Early in his marriage, while driving through North Dakota on his first trip west to his wife Kathleen’s home in Washington, Plantinga discovered a new passion: the mountains. “I was just swept away,” he said. “My father-in-law stopped me from driving because I kept hanging my head out the window.” The fascination has lasted a lifetime. “I started out liking the mountains, and then I started climbing the mountains,” he said. “They have a sense of mystery to them and also a sense of danger and are totally attractive.” He has climbed Mt. Whitney, Mt. Ranier, Mt. Baker (“a dozen of times”), the Grand Tetons “a couple of times” and the Matterhorn. These days, he sticks to the Calvin climbing wall: “It doesn’t require as much endurance,” he said.
Mentoring a generation
While teaching at Calvin, Plantinga also taught graduate seminars at Notre Dame. In 1982, he moved to that institution as the John A. O’Brien Professor of Philosophy. Many of the people he has mentored, at Calvin and at Notre Dame, went on to teaching careers in the field.
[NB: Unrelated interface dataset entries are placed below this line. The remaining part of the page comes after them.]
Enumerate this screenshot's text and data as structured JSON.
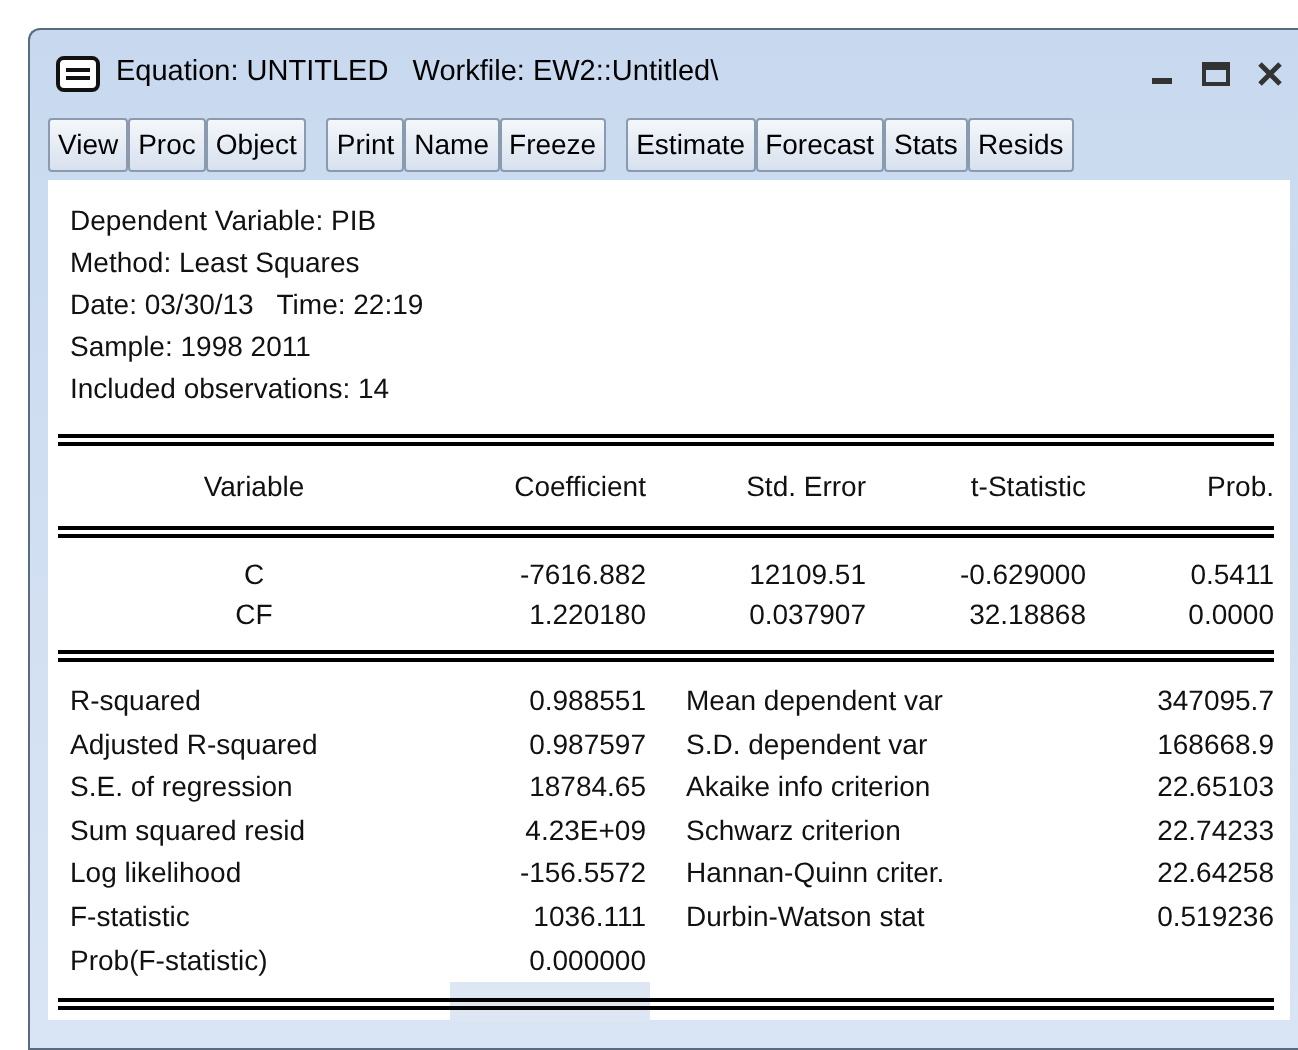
{
  "window": {
    "title": "Equation: UNTITLED   Workfile: EW2::Untitled\\"
  },
  "toolbar_groups": [
    [
      "View",
      "Proc",
      "Object"
    ],
    [
      "Print",
      "Name",
      "Freeze"
    ],
    [
      "Estimate",
      "Forecast",
      "Stats",
      "Resids"
    ]
  ],
  "header_lines": [
    "Dependent Variable: PIB",
    "Method: Least Squares",
    "Date: 03/30/13   Time: 22:19",
    "Sample: 1998 2011",
    "Included observations: 14"
  ],
  "table": {
    "columns": [
      "Variable",
      "Coefficient",
      "Std. Error",
      "t-Statistic",
      "Prob."
    ],
    "rows": [
      [
        "C",
        "-7616.882",
        "12109.51",
        "-0.629000",
        "0.5411"
      ],
      [
        "CF",
        "1.220180",
        "0.037907",
        "32.18868",
        "0.0000"
      ]
    ]
  },
  "stats": [
    {
      "label": "R-squared",
      "value": "0.988551",
      "label_2": "Mean dependent var",
      "value_2": "347095.7"
    },
    {
      "label": "Adjusted R-squared",
      "value": "0.987597",
      "label_2": "S.D. dependent var",
      "value_2": "168668.9"
    },
    {
      "label": "S.E. of regression",
      "value": "18784.65",
      "label_2": "Akaike info criterion",
      "value_2": "22.65103"
    },
    {
      "label": "Sum squared resid",
      "value": "4.23E+09",
      "label_2": "Schwarz criterion",
      "value_2": "22.74233"
    },
    {
      "label": "Log likelihood",
      "value": "-156.5572",
      "label_2": "Hannan-Quinn criter.",
      "value_2": "22.64258"
    },
    {
      "label": "F-statistic",
      "value": "1036.111",
      "label_2": "Durbin-Watson stat",
      "value_2": "0.519236"
    },
    {
      "label": "Prob(F-statistic)",
      "value": "0.000000"
    }
  ],
  "cell_cursor": true
}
And many of that group went on to teach at Calvin.
“It would be very difficult to exaggerate the impact Al has had both on the profession of philosophy and the lives of younger Christian philosophers,” said Corcoran, who studied with Plantinga at Notre Dame. “Christian philosophers of my generation and younger would likely not be doing what we’re doing and the way we’re doing it, were it not for the pioneering work of Al Plantinga.”
Plantinga was a John Simon Guggenheim Memorial Fellow from 1971–1972. He was elected a Fellow in the American Academy of Arts and Sciences in 1975. He served as president of the American Philosophical Association, Western Division, from 1981-1982 and as president of the Society of Christian Philosophers from 1983-1986. He has honorary degrees from Valparaiso University, the Free University of Amsterdam, Brigham Young University, North Park College and the University of Glasgow.
He and Kathleen have four children—Carl, Jane, Harry and Ann—and six grandchildren.
He considers Calvin his intellectual and spiritual home. And in 2011, he was named the inaugural holder of the William Harry Jellema Chair in Christian Philosophy.
Plantinga is writing a shorter, more accessible version of Warranted Christian Belief and another book based on a graduate seminar he taught at Notre Dame. In the spring, he will co-teach a class with Hardy. “I like teaching, and I’m not quite ready to hang everything up,” he said.
Plantinga is one of two winners of this year's Rescher Prize. The other honoree is German philosopher Jürgen Mittelstraß.